With news yesterday that operators and vendors are working to further integrate WiFi and cellular small cells, today's WiFi announcement comes courtesy of Microsoft, which has said that it is using DeviceScape's WiFi database to drive WiFI access point selection within Windows Phone 8.
The company has licensed the use of data from DeviceScape's Curated Virtual Network (CVN) so that WP 8 phones can locate WiFi acccess points based on availability and quality. DeviceScape said that it has 11 million access points mapped.
"By leveraging the Devicescape network of public hotspots, Microsoft can now pass along tremendous value to its Windows Phone 8 users enabling them to locate a nearby quality WiFi network. Windows Phone 8 users will now have an alternative way to manage their monthly data plan while maintaining the quality of service they are accustomed to from their mobile provider," said DeviceScape CEO Dave Fraser.
Making it easier to get on and off the best available wireless connection from a user point of view is a strategic issue for mobile operators with implications for network design, service provisioning and pricing. One other WiFI database provider, WeFi,has suggested that as WiFi aware devices predominantly use WiFi rather than cellular data, operators could even use that knowledge to play around with their data pricing.
There's a potential downside for mobile operators, though in WiFi management being native to a phone's OS - it puts network access selection in the hands of the user, or rather the device. Network operators are looking at deeper integration of WiFi and cellular networks with a view to being able to manage connectivity on behalf of their customers to provide the best experience. That includes using Next Generation Hotspot technology such as EAP-SIM authentication to allow users to sign on to access points without having to enter log-in details. It is also why some vendors are moving to offer ANDSF-compatible equipment, ready for when devices have ANDSF clients - ANDSF being a protocol that will enable clients to automatically detect and select which network to attach to and that attaches to operators' own policy platforms to enable that selection to be policy-driven, if necessary.
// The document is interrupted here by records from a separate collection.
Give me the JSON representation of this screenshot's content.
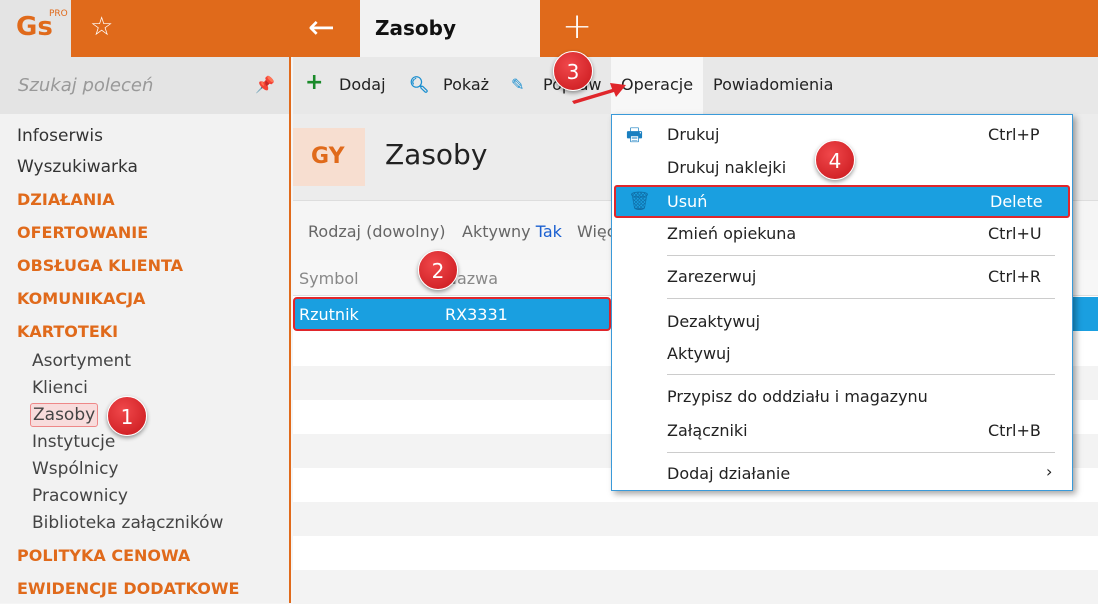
{
  "app": {
    "logo": "Gs",
    "logo_sup": "PRO",
    "tab": "Zasoby"
  },
  "sidebar": {
    "search_placeholder": "Szukaj poleceń",
    "items": [
      "Infoserwis",
      "Wyszukiwarka"
    ],
    "sections": [
      "DZIAŁANIA",
      "OFERTOWANIE",
      "OBSŁUGA KLIENTA",
      "KOMUNIKACJA",
      "KARTOTEKI"
    ],
    "sub": [
      "Asortyment",
      "Klienci",
      "Zasoby",
      "Instytucje",
      "Wspólnicy",
      "Pracownicy",
      "Biblioteka załączników"
    ],
    "sections2": [
      "POLITYKA CENOWA",
      "EWIDENCJE DODATKOWE"
    ]
  },
  "toolbar": {
    "add": "Dodaj",
    "show": "Pokaż",
    "edit": "Popraw",
    "operations": "Operacje",
    "notifications": "Powiadomienia"
  },
  "header": {
    "badge": "GY",
    "title": "Zasoby"
  },
  "filters": {
    "kind": "Rodzaj (dowolny)",
    "active_label": "Aktywny",
    "active_value": "Tak",
    "more": "Więcej"
  },
  "grid": {
    "columns": [
      "Symbol",
      "Nazwa"
    ],
    "rows": [
      {
        "symbol": "Rzutnik",
        "name": "RX3331"
      }
    ]
  },
  "menu": {
    "items": [
      {
        "label": "Drukuj",
        "shortcut": "Ctrl+P"
      },
      {
        "label": "Drukuj naklejki",
        "shortcut": ""
      },
      {
        "label": "Usuń",
        "shortcut": "Delete"
      },
      {
        "label": "Zmień opiekuna",
        "shortcut": "Ctrl+U"
      },
      {
        "label": "Zarezerwuj",
        "shortcut": "Ctrl+R"
      },
      {
        "label": "Dezaktywuj",
        "shortcut": ""
      },
      {
        "label": "Aktywuj",
        "shortcut": ""
      },
      {
        "label": "Przypisz do oddziału i magazynu",
        "shortcut": ""
      },
      {
        "label": "Załączniki",
        "shortcut": "Ctrl+B"
      },
      {
        "label": "Dodaj działanie",
        "shortcut": ""
      }
    ]
  },
  "annotations": [
    "1",
    "2",
    "3",
    "4"
  ],
  "colors": {
    "accent": "#e06a1b",
    "selection": "#1a9fe0",
    "annotation": "#e0262b"
  }
}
A phone that is dancing to the tune of its own network selection database, rather than that of an operator-installed client, may bypass the WiFi roaming agreements operators have made, or even an operators' own WiFi properties in favour of the "on-board" database, offering up the possibility of the major OS vendors providing their own free WiFi service to users. Nokia flirted with offering free WiFi as a service to its users, and rumours persist that both Microsoft and Google are investigating ways to provide WiFi as a service. For that to work, though, the WiFi database needs to be comprehensive, and the service provider needs to be able to offer competitive user experience and pricing (or lack of it).